As one of seven grantees, out of 37 proposals, the Medical School’s Graduate Program Initiative in Theoretical and Computational Neuroscience has received a $500,000 grant from the UT System Board of Regents.
The funding will be used to support and attract students and create a theoretical and computational track as part of the Graduate School for Biomedical Sciences’ Neuroscience Program.
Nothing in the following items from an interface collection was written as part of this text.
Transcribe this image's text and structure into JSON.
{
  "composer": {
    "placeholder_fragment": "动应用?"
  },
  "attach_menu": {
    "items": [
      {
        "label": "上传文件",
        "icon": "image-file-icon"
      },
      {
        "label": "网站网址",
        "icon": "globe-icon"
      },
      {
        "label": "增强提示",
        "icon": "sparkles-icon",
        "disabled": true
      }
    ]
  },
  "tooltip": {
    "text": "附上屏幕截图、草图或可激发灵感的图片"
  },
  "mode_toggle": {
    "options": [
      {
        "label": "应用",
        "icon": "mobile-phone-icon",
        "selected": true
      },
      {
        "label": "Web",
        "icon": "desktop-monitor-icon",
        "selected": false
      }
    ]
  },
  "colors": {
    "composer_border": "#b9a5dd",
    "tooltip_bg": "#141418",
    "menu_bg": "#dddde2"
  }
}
The program will build on existing work at the UT Health Science Center, as well as the Gulf Coast Consortia and train students in this burgeoning research field.
"Although neuroscience is multidisciplinary, it is seldom interdisciplinary because it is difficult for individuals to integrate information across these different levels of analysis," said Dr. Harel Shouval, Assistant Professor of Neurobiology and Anatomy at The University of Texas Medical School at Houston, and primary investigator on the grant. "However, a true understanding of the brain will ultimately require such an interdisciplinary approach, and the emerging field of theoretical and computational neuroscience provides this integrated view through the application of mathematical and computational methods to the complex questions of brain science."
A group of undergraduates who will come in late May for 10 weeks for the Research Experience for Undergraduates, a program of the Gulf Coast Consortia, will be the first funded by the new grant.
"We have funds for two to three grad students a year and about three undergrads per year," Shouval said. "We will have additional students funded directly by the GSBS and by the graduate advisers."
Theoretical and computational neuroscience uses "mathematical and computational tools to integrate and unify complex and multi-disciplinary experimental data" according to Dr. L. Maximilian Buja, executive vice president for academic affairs.
"Although this field is becoming more prominent, most graduate programs are not well equipped to educate students in this field, both because the faculty do not have the required qualifications, and because the appropriate types of students are not attracted to the study of biology," Buja said. "The Neuroscience Program at The University of Texas Medical School at Houston is ahead of the curve in that we have a significant number of faculty members with these research interests and skills; we hold several federal grants in this field, and we can leverage the benefits we receive from our association with the Gulf Coast Consortium in Theoretical and Computational Neuroscience."
"The award represents a significant recognition of the strengths that the department has developed in this area," said Dr. John Byrne, chair of the Department of Neurobiology and Anatomy and co-primary investigator on the grant. "It will allow us to expand the program further and attract outstanding faculty and graduate students."
Support from the UT System will help shape the direction of this program.
"This essential funding will kick-start the program, especially now with the funding for research down nationally," Shouval said.
This story was originally written by Darla Brown for The Scoop, a publication of The University of Texas Health Science Center at Houston.